In this series of posts, I will discuss my sharpening bench and setup, the product of many years of evolution, which I have been using in essentially its present state for about ten years. It works well for me but I hasten to add that there are lots of good ways to do these things. This series may be the source of only a single handy tip, or you may want to duplicate the entire setup.

Let’s start with the bench itself. The key features are:

  • It’s compact, with a projected footprint of only 4.5 square feet.
  • Very rigid and strong, it does not move or wobble when sharpening.
  • There is storage for all sharpening paraphernalia.
  • It is inexpensive and easy to build.
  • Most important, it is suited to the task.

The photo above shows the sharpening bench in its inactive state, nice and neat, though minus the Tormek’s cover. The edge of the tabletop is only 8 inches to the left of the woodworking bench.

Good lighting, an absolute must, is supplied by a fixture above the bench on the wall (just out of range of the photo), and by moving an articulated-arm lamp (with a large magnifying lens) into the workbench’s left-side shop-made bracket (visible near the corner of the woodworking bench).

Water is imported from a nearby bathroom using the pump sprayer bottle, seen on the right. The rear wall is protected from overspray and splashes by a polycarbonate (or acrylic) plate. Paper towels are close by on a dispenser on the right side of the bench, and there is a hook for rags on the left. A scraper/small saw vise is barely visible hung on the left side, in the back.

The yellow paper with a plastic report cover, tacked to the wall on the left, is my sharpening “recipe” sheet.

Thus, when standing in front of this bench, everything is at hand. True, I’d still rather be working wood, but I am ready to sharpen!

In the next post, I’ll discuss the details of the design and construction of the main unit.
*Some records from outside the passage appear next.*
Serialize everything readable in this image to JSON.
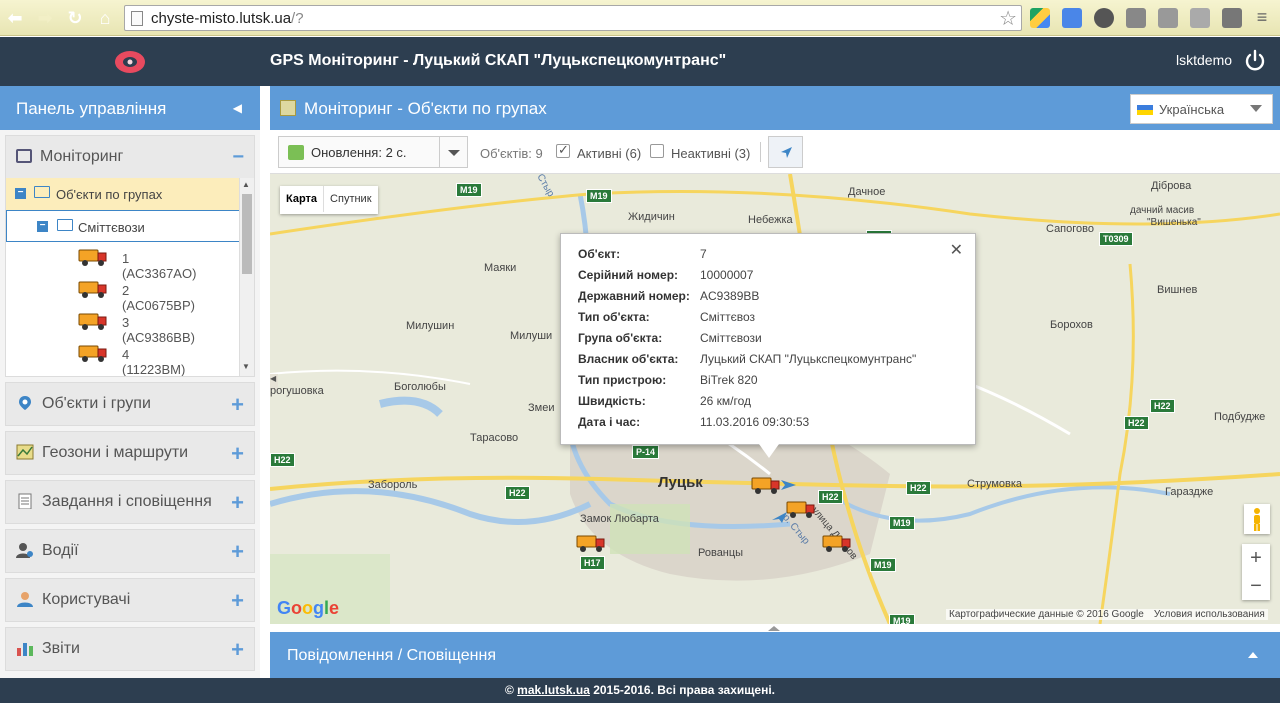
{
  "browser": {
    "url_host": "chyste-misto.lutsk.ua",
    "url_path": "/?"
  },
  "header": {
    "title": "GPS Моніторинг - Луцький СКАП \"Луцькспецкомунтранс\"",
    "username": "lsktdemo"
  },
  "sidebar": {
    "title": "Панель управління",
    "monitoring": {
      "label": "Моніторинг",
      "tree": {
        "groups_label": "Об'єкти по групах",
        "group_label": "Сміттєвози",
        "items": [
          {
            "label": "1 (AC3367AO)"
          },
          {
            "label": "2 (AC0675BP)"
          },
          {
            "label": "3 (AC9386BB)"
          },
          {
            "label": "4 (11223BM)"
          }
        ]
      }
    },
    "items": [
      {
        "label": "Об'єкти і групи"
      },
      {
        "label": "Геозони і маршрути"
      },
      {
        "label": "Завдання і сповіщення"
      },
      {
        "label": "Водії"
      },
      {
        "label": "Користувачі"
      },
      {
        "label": "Звіти"
      }
    ]
  },
  "main": {
    "title": "Моніторинг - Об'єкти по групах",
    "language": "Українська",
    "toolbar": {
      "refresh_label": "Оновлення: 2 с.",
      "objects_count": "Об'єктів: 9",
      "active_label": "Активні (6)",
      "inactive_label": "Неактивні (3)"
    }
  },
  "map": {
    "type_map": "Карта",
    "type_satellite": "Спутник",
    "attribution": "Картографические данные © 2016 Google",
    "terms": "Условия использования",
    "google": "Google",
    "labels": {
      "lutsk": "Луцьк",
      "zhydychyn": "Жидичин",
      "nebezhka": "Небежка",
      "dachnoe": "Дачное",
      "dibrova": "Діброва",
      "dacha_1": "дачний масив",
      "dacha_2": "\"Вишенька\"",
      "sapohovo": "Сапогово",
      "mayaki": "Маяки",
      "milushyn_w": "Милушин",
      "milushyn_e": "Милуши",
      "vyshniv": "Вишнев",
      "borokhov": "Борохов",
      "bogolyuby": "Боголюбы",
      "rohushivka": "рогушовка",
      "zmeinets": "Змеи",
      "tarasovo": "Тарасово",
      "zaborol": "Забороль",
      "zamok": "Замок Любарта",
      "rovantsy": "Рованцы",
      "strumivka": "Струмовка",
      "garazhdzha": "Гараздже",
      "podbuzhtsi": "Подбудже",
      "styr": "Стыр",
      "dubniv": "улица Дубнов",
      "r_styr": "р. Стыр"
    },
    "shields": {
      "m19": "M19",
      "h22": "H22",
      "p14": "P-14",
      "t0309": "T0309",
      "h17": "H17"
    }
  },
  "popup": {
    "rows": [
      {
        "k": "Об'єкт:",
        "v": "7"
      },
      {
        "k": "Серійний номер:",
        "v": "10000007"
      },
      {
        "k": "Державний номер:",
        "v": "AC9389BB"
      },
      {
        "k": "Тип об'єкта:",
        "v": "Сміттєвоз"
      },
      {
        "k": "Група об'єкта:",
        "v": "Сміттєвози"
      },
      {
        "k": "Власник об'єкта:",
        "v": "Луцький СКАП \"Луцькспецкомунтранс\""
      },
      {
        "k": "Тип пристрою:",
        "v": "BiTrek 820"
      },
      {
        "k": "Швидкість:",
        "v": "26 км/год"
      },
      {
        "k": "Дата і час:",
        "v": "11.03.2016 09:30:53"
      }
    ]
  },
  "notifications": {
    "title": "Повідомлення / Сповіщення"
  },
  "footer": {
    "prefix": "© ",
    "link": "mak.lutsk.ua",
    "suffix": " 2015-2016. Всі права захищені."
  }
}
Later, I’ll cover the box-basin, and the various functionalities of the setup.